"""
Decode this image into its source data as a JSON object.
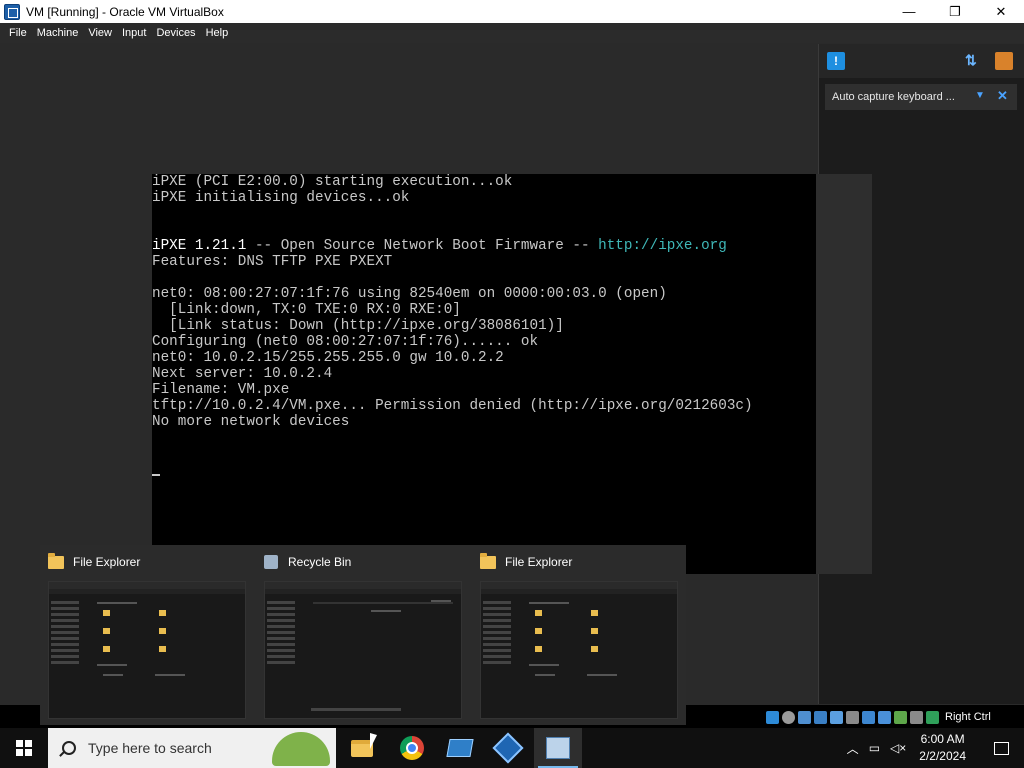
{
  "window": {
    "title": "VM [Running] - Oracle VM VirtualBox",
    "controls": {
      "minimize": "—",
      "maximize": "❐",
      "close": "✕"
    }
  },
  "menu": [
    "File",
    "Machine",
    "View",
    "Input",
    "Devices",
    "Help"
  ],
  "notification": {
    "text": "Auto capture keyboard ...",
    "close": "✕"
  },
  "terminal": {
    "lines": [
      {
        "text": "iPXE (PCI E2:00.0) starting execution...ok"
      },
      {
        "text": "iPXE initialising devices...ok"
      },
      {
        "text": ""
      },
      {
        "text": ""
      },
      {
        "bright": "iPXE 1.21.1",
        "text": " -- Open Source Network Boot Firmware -- ",
        "link": "http://ipxe.org"
      },
      {
        "text": "Features: DNS TFTP PXE PXEXT"
      },
      {
        "text": ""
      },
      {
        "text": "net0: 08:00:27:07:1f:76 using 82540em on 0000:00:03.0 (open)"
      },
      {
        "text": "  [Link:down, TX:0 TXE:0 RX:0 RXE:0]"
      },
      {
        "text": "  [Link status: Down (http://ipxe.org/38086101)]"
      },
      {
        "text": "Configuring (net0 08:00:27:07:1f:76)...... ok"
      },
      {
        "text": "net0: 10.0.2.15/255.255.255.0 gw 10.0.2.2"
      },
      {
        "text": "Next server: 10.0.2.4"
      },
      {
        "text": "Filename: VM.pxe"
      },
      {
        "text": "tftp://10.0.2.4/VM.pxe... Permission denied (http://ipxe.org/0212603c)"
      },
      {
        "text": "No more network devices"
      }
    ]
  },
  "statusbar": {
    "host_key": "Right Ctrl"
  },
  "previews": [
    {
      "title": "File Explorer",
      "icon": "folder-icon"
    },
    {
      "title": "Recycle Bin",
      "icon": "recycle-bin-icon"
    },
    {
      "title": "File Explorer",
      "icon": "folder-icon"
    }
  ],
  "taskbar": {
    "search_placeholder": "Type here to search",
    "apps": [
      "file-explorer",
      "chrome",
      "remote-desktop",
      "virtualbox",
      "vm-window"
    ],
    "clock": {
      "time": "6:00 AM",
      "date": "2/2/2024"
    }
  }
}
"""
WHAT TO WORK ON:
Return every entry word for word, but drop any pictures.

RESULT:
Decode this image into its source data as a JSON object.
{
  "window": {
    "title": "VM [Running] - Oracle VM VirtualBox",
    "controls": {
      "minimize": "—",
      "maximize": "❐",
      "close": "✕"
    }
  },
  "menu": [
    "File",
    "Machine",
    "View",
    "Input",
    "Devices",
    "Help"
  ],
  "notification": {
    "text": "Auto capture keyboard ...",
    "close": "✕"
  },
  "terminal": {
    "lines": [
      {
        "text": "iPXE (PCI E2:00.0) starting execution...ok"
      },
      {
        "text": "iPXE initialising devices...ok"
      },
      {
        "text": ""
      },
      {
        "text": ""
      },
      {
        "bright": "iPXE 1.21.1",
        "text": " -- Open Source Network Boot Firmware -- ",
        "link": "http://ipxe.org"
      },
      {
        "text": "Features: DNS TFTP PXE PXEXT"
      },
      {
        "text": ""
      },
      {
        "text": "net0: 08:00:27:07:1f:76 using 82540em on 0000:00:03.0 (open)"
      },
      {
        "text": "  [Link:down, TX:0 TXE:0 RX:0 RXE:0]"
      },
      {
        "text": "  [Link status: Down (http://ipxe.org/38086101)]"
      },
      {
        "text": "Configuring (net0 08:00:27:07:1f:76)...... ok"
      },
      {
        "text": "net0: 10.0.2.15/255.255.255.0 gw 10.0.2.2"
      },
      {
        "text": "Next server: 10.0.2.4"
      },
      {
        "text": "Filename: VM.pxe"
      },
      {
        "text": "tftp://10.0.2.4/VM.pxe... Permission denied (http://ipxe.org/0212603c)"
      },
      {
        "text": "No more network devices"
      }
    ]
  },
  "statusbar": {
    "host_key": "Right Ctrl"
  },
  "previews": [
    {
      "title": "File Explorer",
      "icon": "folder-icon"
    },
    {
      "title": "Recycle Bin",
      "icon": "recycle-bin-icon"
    },
    {
      "title": "File Explorer",
      "icon": "folder-icon"
    }
  ],
  "taskbar": {
    "search_placeholder": "Type here to search",
    "apps": [
      "file-explorer",
      "chrome",
      "remote-desktop",
      "virtualbox",
      "vm-window"
    ],
    "clock": {
      "time": "6:00 AM",
      "date": "2/2/2024"
    }
  }
}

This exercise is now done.